_DATASET ENTRIES_:

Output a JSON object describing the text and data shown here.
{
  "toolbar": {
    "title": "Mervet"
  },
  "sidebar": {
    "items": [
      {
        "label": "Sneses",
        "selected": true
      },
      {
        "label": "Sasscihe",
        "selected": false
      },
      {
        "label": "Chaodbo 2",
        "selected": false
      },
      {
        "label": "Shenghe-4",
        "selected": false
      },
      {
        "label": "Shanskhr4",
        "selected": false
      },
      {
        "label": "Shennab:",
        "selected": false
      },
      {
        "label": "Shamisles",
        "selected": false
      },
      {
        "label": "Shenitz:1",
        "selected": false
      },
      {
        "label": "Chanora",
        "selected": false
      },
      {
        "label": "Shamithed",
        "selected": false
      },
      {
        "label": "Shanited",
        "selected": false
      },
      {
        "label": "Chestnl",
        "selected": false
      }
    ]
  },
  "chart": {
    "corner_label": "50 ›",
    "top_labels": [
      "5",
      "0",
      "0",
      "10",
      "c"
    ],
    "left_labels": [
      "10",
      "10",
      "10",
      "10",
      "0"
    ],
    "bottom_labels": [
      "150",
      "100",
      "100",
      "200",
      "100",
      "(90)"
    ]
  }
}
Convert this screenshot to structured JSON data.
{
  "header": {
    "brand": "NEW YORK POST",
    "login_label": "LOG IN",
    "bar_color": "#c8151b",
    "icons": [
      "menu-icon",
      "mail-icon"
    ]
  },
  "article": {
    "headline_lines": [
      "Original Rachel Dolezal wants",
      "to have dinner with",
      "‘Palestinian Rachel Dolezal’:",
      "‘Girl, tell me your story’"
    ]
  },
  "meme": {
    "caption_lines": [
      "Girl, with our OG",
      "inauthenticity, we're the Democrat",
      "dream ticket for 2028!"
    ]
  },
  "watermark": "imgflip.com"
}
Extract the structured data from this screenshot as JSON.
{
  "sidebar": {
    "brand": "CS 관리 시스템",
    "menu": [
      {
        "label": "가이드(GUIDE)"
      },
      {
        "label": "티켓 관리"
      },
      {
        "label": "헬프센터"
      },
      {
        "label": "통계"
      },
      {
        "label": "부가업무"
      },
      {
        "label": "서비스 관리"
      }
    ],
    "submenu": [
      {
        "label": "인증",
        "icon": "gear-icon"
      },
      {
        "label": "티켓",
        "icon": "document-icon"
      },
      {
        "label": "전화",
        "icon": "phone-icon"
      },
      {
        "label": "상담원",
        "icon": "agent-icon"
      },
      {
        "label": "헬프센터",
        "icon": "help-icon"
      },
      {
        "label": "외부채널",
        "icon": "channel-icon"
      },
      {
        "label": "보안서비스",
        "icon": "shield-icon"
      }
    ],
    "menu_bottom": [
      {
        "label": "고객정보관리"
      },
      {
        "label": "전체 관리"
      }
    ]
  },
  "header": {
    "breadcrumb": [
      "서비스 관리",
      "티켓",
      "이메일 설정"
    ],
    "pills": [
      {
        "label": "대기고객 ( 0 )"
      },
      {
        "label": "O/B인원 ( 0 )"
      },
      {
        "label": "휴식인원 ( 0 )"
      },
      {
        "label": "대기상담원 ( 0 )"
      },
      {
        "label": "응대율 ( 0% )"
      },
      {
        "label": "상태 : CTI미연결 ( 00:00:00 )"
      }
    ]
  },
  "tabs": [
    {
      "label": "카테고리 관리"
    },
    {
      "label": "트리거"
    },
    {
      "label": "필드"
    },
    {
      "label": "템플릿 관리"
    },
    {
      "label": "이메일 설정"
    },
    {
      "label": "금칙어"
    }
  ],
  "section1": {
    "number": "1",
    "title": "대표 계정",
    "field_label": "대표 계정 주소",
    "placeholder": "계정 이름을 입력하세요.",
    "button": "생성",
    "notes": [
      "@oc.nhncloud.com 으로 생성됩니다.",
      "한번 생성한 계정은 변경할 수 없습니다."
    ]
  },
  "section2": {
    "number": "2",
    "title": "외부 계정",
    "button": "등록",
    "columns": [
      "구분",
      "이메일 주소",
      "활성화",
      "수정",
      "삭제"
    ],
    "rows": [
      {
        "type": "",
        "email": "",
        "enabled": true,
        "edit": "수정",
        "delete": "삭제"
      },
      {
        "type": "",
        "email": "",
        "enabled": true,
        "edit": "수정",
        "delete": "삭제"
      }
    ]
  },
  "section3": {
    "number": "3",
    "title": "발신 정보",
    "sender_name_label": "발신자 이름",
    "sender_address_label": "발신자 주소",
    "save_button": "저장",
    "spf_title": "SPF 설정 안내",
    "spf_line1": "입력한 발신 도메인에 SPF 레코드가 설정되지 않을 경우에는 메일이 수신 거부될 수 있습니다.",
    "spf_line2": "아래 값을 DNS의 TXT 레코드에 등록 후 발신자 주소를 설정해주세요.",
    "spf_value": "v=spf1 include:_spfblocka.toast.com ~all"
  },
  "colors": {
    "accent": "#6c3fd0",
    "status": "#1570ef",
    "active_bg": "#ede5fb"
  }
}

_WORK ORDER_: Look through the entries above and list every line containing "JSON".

_SOLVED EXERCISE_:
Output a JSON object describing the text and data shown here.
Convert this screenshot to structured JSON data.
Extract the structured data from this screenshot as JSON.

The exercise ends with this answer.